What they're saying: Garland cited the 1992 Supreme Court case Planned Parenthood v. Casey, which upheld the right to an abortion, by saying: "Regardless of whether exceptions are made for particular circumstances, a state may not prohibit any woman from making the ultimate decision to terminate her pregnancy."

  • When asked about other states that would follow Texas' example to restrict abortion, Garland responded, "If another state uses the same kind of provisions to deprive its citizens of their constitutional rights and in particular to deprive their citizens with the ability to seek immediate review, we will bring the same kind of lawsuit."

The big picture: Other states' attempts to enact similar abortion bans have often been struck down by federal or state courts. However, the Texas law differs because it gives private citizens the power to enforce the law instead of the state.

  • Roberts called the move "not only unusual, but unprecedented," adding that he would have temporarily blocked the law to allow lower courts to debate whether Texas "can avoid responsibility for its laws in such a manner."
  • "This kind of scheme to nullify the Constitution of the United States is one that all Americans, whatever their politics or party, should fear. If it prevails, it may become a model for action, in other areas, by other states and with respect to other constitutional rights and judicial precedents," Garland said.

Of note: The law, which is the most restrictive abortion ban in the U.S., is already being challenged by several reproductive rights groups.

Read the DOJ's complaint here:

Go deeper:

Go deeper

North Carolina judges strike down state’s voter ID law as racially biased

Photo: Ed Jones/AFP via Getty Images

North Carolina judges ruled Friday that the state's latest photo identification voter law is racially biased and discriminates against Black voters, violating their equal protections.

Why it matters: This is the second time North Carolina has had a voter ID law overturned by the courts. In 2016, a federal appeals court blocked a similar 2013 law because it violated the Constitution and targeted Black voters with "almost surgical precision."

Mike Allen, author of AM
45 mins ago - Technology

Axios interview: Facebook to try for more transparency

Nick Clegg last year.

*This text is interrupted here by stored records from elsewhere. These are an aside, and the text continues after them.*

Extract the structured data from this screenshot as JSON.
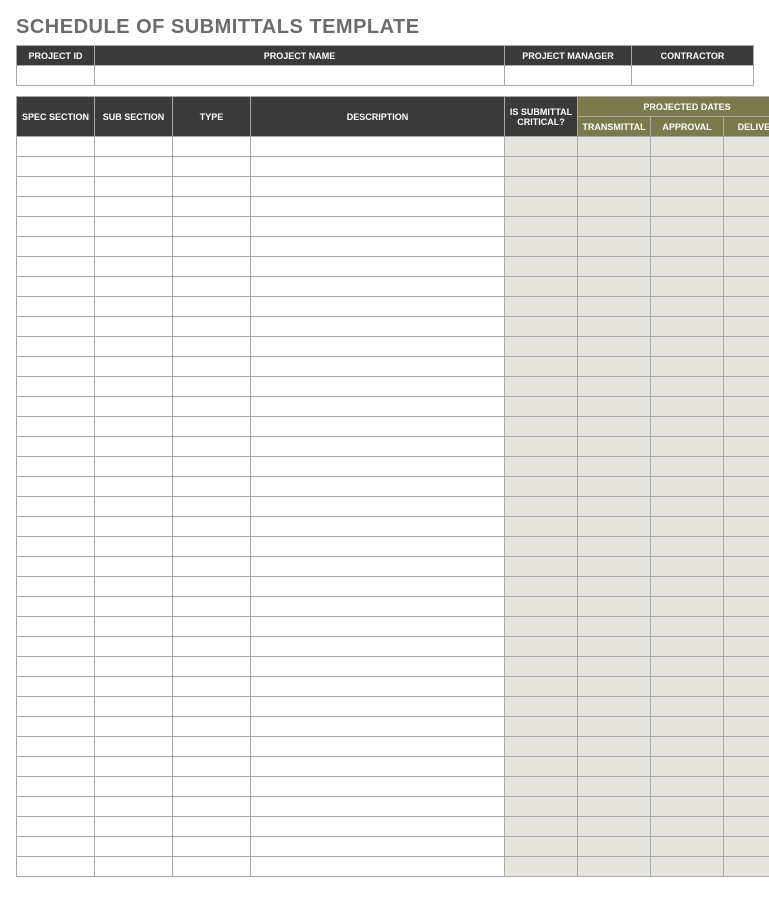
{
  "title": "SCHEDULE OF SUBMITTALS TEMPLATE",
  "projectHeader": {
    "projectId": {
      "label": "PROJECT ID",
      "value": ""
    },
    "projectName": {
      "label": "PROJECT NAME",
      "value": ""
    },
    "projectManager": {
      "label": "PROJECT MANAGER",
      "value": ""
    },
    "contractor": {
      "label": "CONTRACTOR",
      "value": ""
    }
  },
  "columns": {
    "specSection": "SPEC SECTION",
    "subSection": "SUB SECTION",
    "type": "TYPE",
    "description": "DESCRIPTION",
    "isCritical": "IS SUBMITTAL CRITICAL?",
    "projectedDates": "PROJECTED DATES",
    "transmittal": "TRANSMITTAL",
    "approval": "APPROVAL",
    "delivery": "DELIVERY"
  },
  "rows": [
    {
      "specSection": "",
      "subSection": "",
      "type": "",
      "description": "",
      "isCritical": "",
      "transmittal": "",
      "approval": "",
      "delivery": ""
    },
    {
      "specSection": "",
      "subSection": "",
      "type": "",
      "description": "",
      "isCritical": "",
      "transmittal": "",
      "approval": "",
      "delivery": ""
    },
    {
      "specSection": "",
      "subSection": "",
      "type": "",
      "description": "",
      "isCritical": "",
      "transmittal": "",
      "approval": "",
      "delivery": ""
    },
    {
      "specSection": "",
      "subSection": "",
      "type": "",
      "description": "",
      "isCritical": "",
      "transmittal": "",
      "approval": "",
      "delivery": ""
    },
    {
      "specSection": "",
      "subSection": "",
      "type": "",
      "description": "",
      "isCritical": "",
      "transmittal": "",
      "approval": "",
      "delivery": ""
    },
    {
      "specSection": "",
      "subSection": "",
      "type": "",
      "description": "",
      "isCritical": "",
      "transmittal": "",
      "approval": "",
      "delivery": ""
    },
    {
      "specSection": "",
      "subSection": "",
      "type": "",
      "description": "",
      "isCritical": "",
      "transmittal": "",
      "approval": "",
      "delivery": ""
    },
    {
      "specSection": "",
      "subSection": "",
      "type": "",
      "description": "",
      "isCritical": "",
      "transmittal": "",
      "approval": "",
      "delivery": ""
    },
    {
      "specSection": "",
      "subSection": "",
      "type": "",
      "description": "",
      "isCritical": "",
      "transmittal": "",
      "approval": "",
      "delivery": ""
    },
    {
      "specSection": "",
      "subSection": "",
      "type": "",
      "description": "",
      "isCritical": "",
      "transmittal": "",
      "approval": "",
      "delivery": ""
    },
    {
      "specSection": "",
      "subSection": "",
      "type": "",
      "description": "",
      "isCritical": "",
      "transmittal": "",
      "approval": "",
      "delivery": ""
    },
    {
      "specSection": "",
      "subSection": "",
      "type": "",
      "description": "",
      "isCritical": "",
      "transmittal": "",
      "approval": "",
      "delivery": ""
    },
    {
      "specSection": "",
      "subSection": "",
      "type": "",
      "description": "",
      "isCritical": "",
      "transmittal": "",
      "approval": "",
      "delivery": ""
    },
    {
      "specSection": "",
      "subSection": "",
      "type": "",
      "description": "",
      "isCritical": "",
      "transmittal": "",
      "approval": "",
      "delivery": ""
    },
    {
      "specSection": "",
      "subSection": "",
      "type": "",
      "description": "",
      "isCritical": "",
      "transmittal": "",
      "approval": "",
      "delivery": ""
    },
    {
      "specSection": "",
      "subSection": "",
      "type": "",
      "description": "",
      "isCritical": "",
      "transmittal": "",
      "approval": "",
      "delivery": ""
    },
    {
      "specSection": "",
      "subSection": "",
      "type": "",
      "description": "",
      "isCritical": "",
      "transmittal": "",
      "approval": "",
      "delivery": ""
    },
    {
      "specSection": "",
      "subSection": "",
      "type": "",
      "description": "",
      "isCritical": "",
      "transmittal": "",
      "approval": "",
      "delivery": ""
    },
    {
      "specSection": "",
      "subSection": "",
      "type": "",
      "description": "",
      "isCritical": "",
      "transmittal": "",
      "approval": "",
      "delivery": ""
    },
    {
      "specSection": "",
      "subSection": "",
      "type": "",
      "description": "",
      "isCritical": "",
      "transmittal": "",
      "approval": "",
      "delivery": ""
    },
    {
      "specSection": "",
      "subSection": "",
      "type": "",
      "description": "",
      "isCritical": "",
      "transmittal": "",
      "approval": "",
      "delivery": ""
    },
    {
      "specSection": "",
      "subSection": "",
      "type": "",
      "description": "",
      "isCritical": "",
      "transmittal": "",
      "approval": "",
      "delivery": ""
    },
    {
      "specSection": "",
      "subSection": "",
      "type": "",
      "description": "",
      "isCritical": "",
      "transmittal": "",
      "approval": "",
      "delivery": ""
    },
    {
      "specSection": "",
      "subSection": "",
      "type": "",
      "description": "",
      "isCritical": "",
      "transmittal": "",
      "approval": "",
      "delivery": ""
    },
    {
      "specSection": "",
      "subSection": "",
      "type": "",
      "description": "",
      "isCritical": "",
      "transmittal": "",
      "approval": "",
      "delivery": ""
    },
    {
      "specSection": "",
      "subSection": "",
      "type": "",
      "description": "",
      "isCritical": "",
      "transmittal": "",
      "approval": "",
      "delivery": ""
    },
    {
      "specSection": "",
      "subSection": "",
      "type": "",
      "description": "",
      "isCritical": "",
      "transmittal": "",
      "approval": "",
      "delivery": ""
    },
    {
      "specSection": "",
      "subSection": "",
      "type": "",
      "description": "",
      "isCritical": "",
      "transmittal": "",
      "approval": "",
      "delivery": ""
    },
    {
      "specSection": "",
      "subSection": "",
      "type": "",
      "description": "",
      "isCritical": "",
      "transmittal": "",
      "approval": "",
      "delivery": ""
    },
    {
      "specSection": "",
      "subSection": "",
      "type": "",
      "description": "",
      "isCritical": "",
      "transmittal": "",
      "approval": "",
      "delivery": ""
    },
    {
      "specSection": "",
      "subSection": "",
      "type": "",
      "description": "",
      "isCritical": "",
      "transmittal": "",
      "approval": "",
      "delivery": ""
    },
    {
      "specSection": "",
      "subSection": "",
      "type": "",
      "description": "",
      "isCritical": "",
      "transmittal": "",
      "approval": "",
      "delivery": ""
    },
    {
      "specSection": "",
      "subSection": "",
      "type": "",
      "description": "",
      "isCritical": "",
      "transmittal": "",
      "approval": "",
      "delivery": ""
    },
    {
      "specSection": "",
      "subSection": "",
      "type": "",
      "description": "",
      "isCritical": "",
      "transmittal": "",
      "approval": "",
      "delivery": ""
    },
    {
      "specSection": "",
      "subSection": "",
      "type": "",
      "description": "",
      "isCritical": "",
      "transmittal": "",
      "approval": "",
      "delivery": ""
    },
    {
      "specSection": "",
      "subSection": "",
      "type": "",
      "description": "",
      "isCritical": "",
      "transmittal": "",
      "approval": "",
      "delivery": ""
    },
    {
      "specSection": "",
      "subSection": "",
      "type": "",
      "description": "",
      "isCritical": "",
      "transmittal": "",
      "approval": "",
      "delivery": ""
    }
  ]
}
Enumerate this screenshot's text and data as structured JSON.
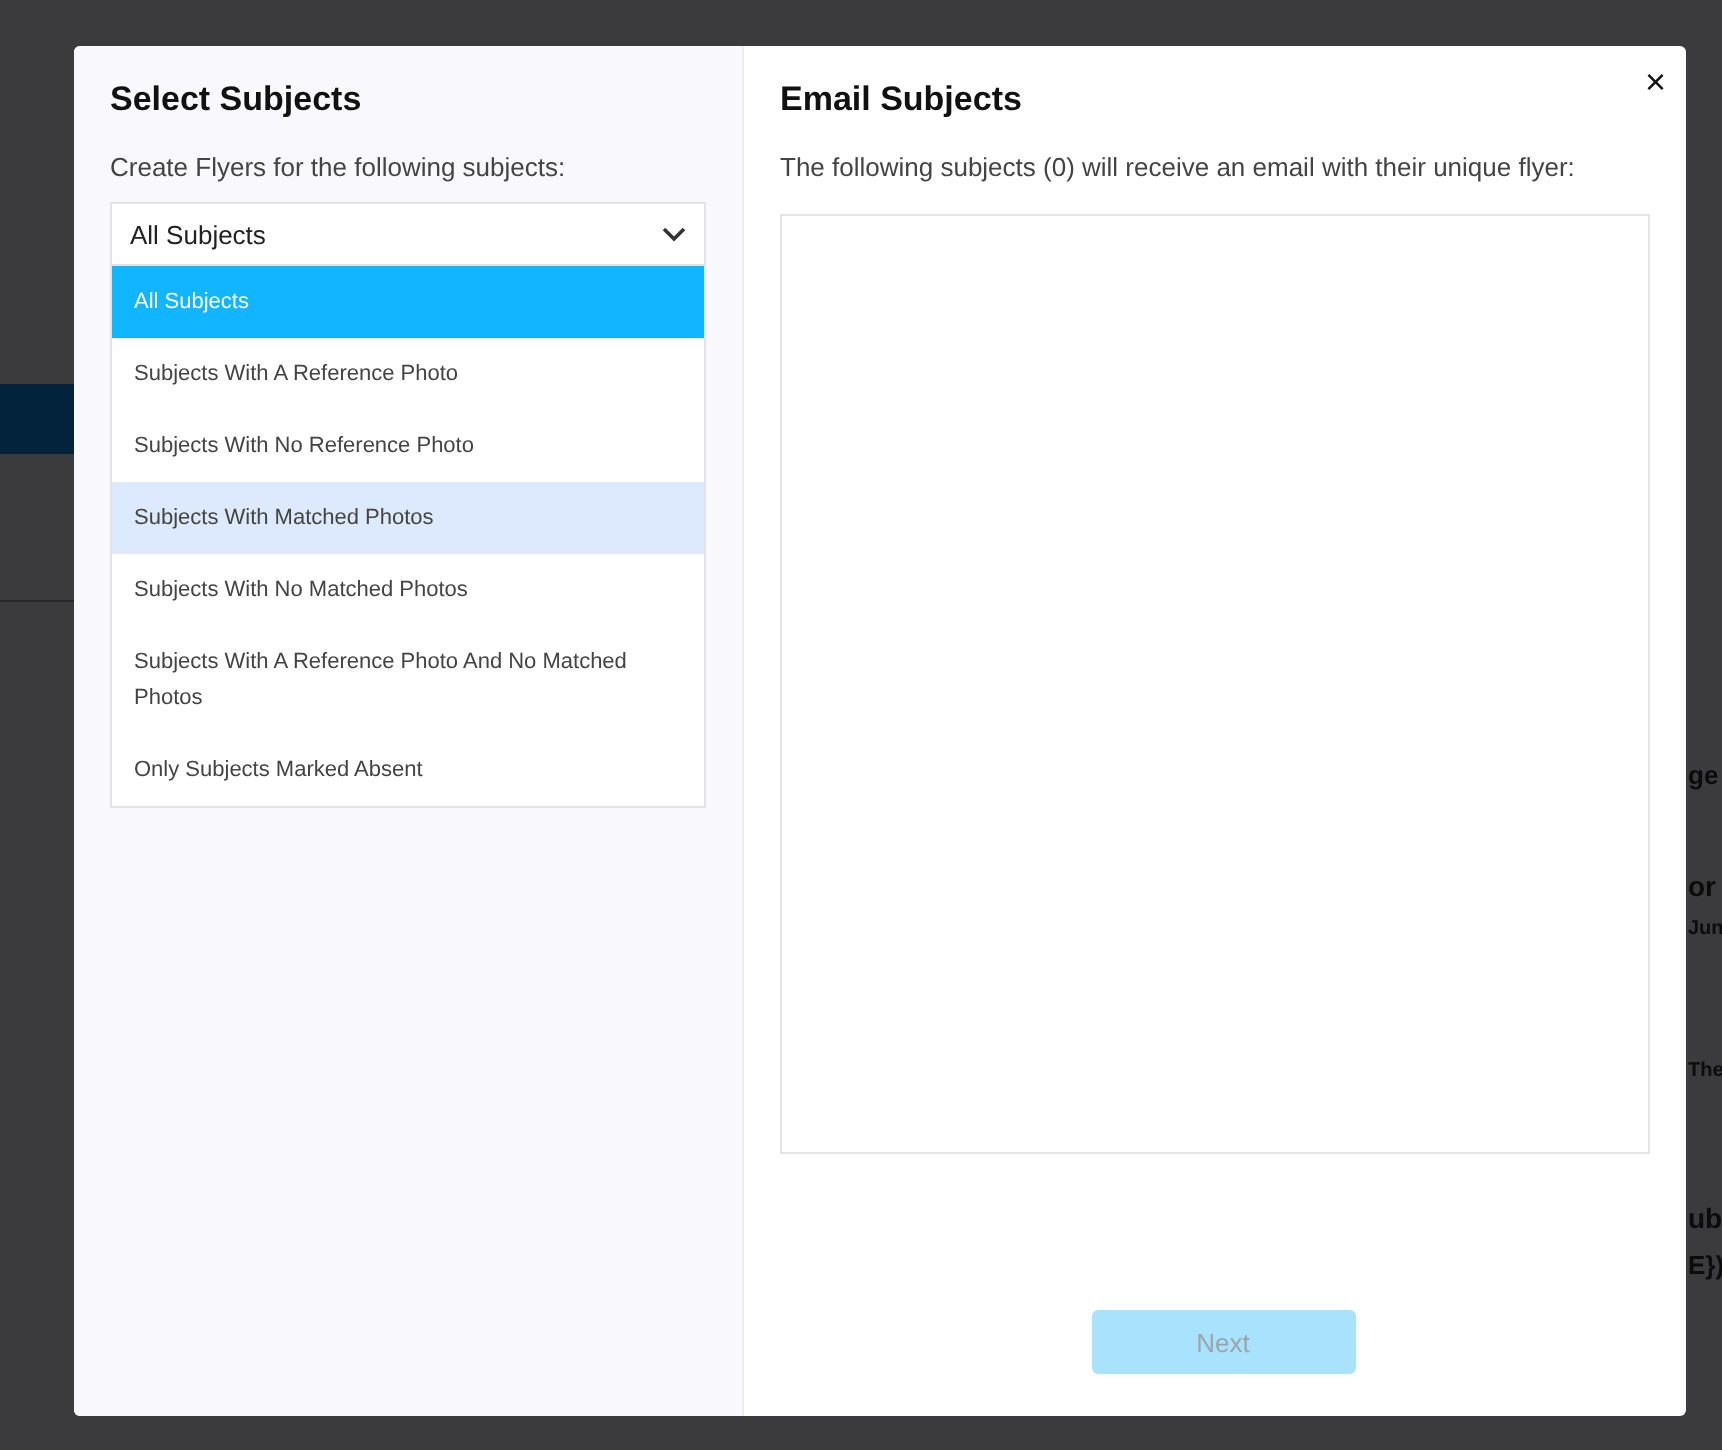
{
  "background": {
    "fragments": [
      {
        "kind": "text",
        "text": "ge"
      },
      {
        "kind": "heading",
        "text": "or"
      },
      {
        "kind": "small",
        "text": "Jun"
      },
      {
        "kind": "small",
        "text": "The"
      },
      {
        "kind": "heading",
        "text": "ub"
      },
      {
        "kind": "text",
        "text": "E})"
      }
    ]
  },
  "modal": {
    "left": {
      "title": "Select Subjects",
      "subtitle": "Create Flyers for the following subjects:",
      "dropdown": {
        "value": "All Subjects",
        "expanded": true,
        "options": [
          {
            "label": "All Subjects",
            "selected": true,
            "highlighted": false
          },
          {
            "label": "Subjects With A Reference Photo",
            "selected": false,
            "highlighted": false
          },
          {
            "label": "Subjects With No Reference Photo",
            "selected": false,
            "highlighted": false
          },
          {
            "label": "Subjects With Matched Photos",
            "selected": false,
            "highlighted": true
          },
          {
            "label": "Subjects With No Matched Photos",
            "selected": false,
            "highlighted": false
          },
          {
            "label": "Subjects With A Reference Photo And No Matched Photos",
            "selected": false,
            "highlighted": false
          },
          {
            "label": "Only Subjects Marked Absent",
            "selected": false,
            "highlighted": false
          }
        ]
      }
    },
    "right": {
      "title": "Email Subjects",
      "description": "The following subjects (0) will receive an email with their unique flyer:",
      "button": {
        "label": "Next",
        "disabled": true
      }
    },
    "close": "×"
  }
}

Photo: Matthew Sobocinski/USA Today via Reuters

Nick Clegg, Facebook's vice president of global affairs, tells me the company will try to provide more data to outside researchers to scrutinize the health of activity on Facebook and Instagram, following The Wall Street Journal's brutal look at internal documents.

Driving the news: Clegg didn't say that in his public response to the series. So I called him to push for what Facebook will actually do differently given the new dangers raised by The Journal.

The Exvangelicals

Illustration: Aïda Amer/Axios

Even as evangelicals maintain their position as the most popular religion in the U.S., a movement of self-described "exvangelicals" is breaking away, using social media to engage tens of thousands of former faithful.

The big picture: Donald Trump's presidency, as well as movements around LGBTQ rights, #MeToo and Black Lives Matter, drew more Americans into evangelical churches while also pushing some existing members away.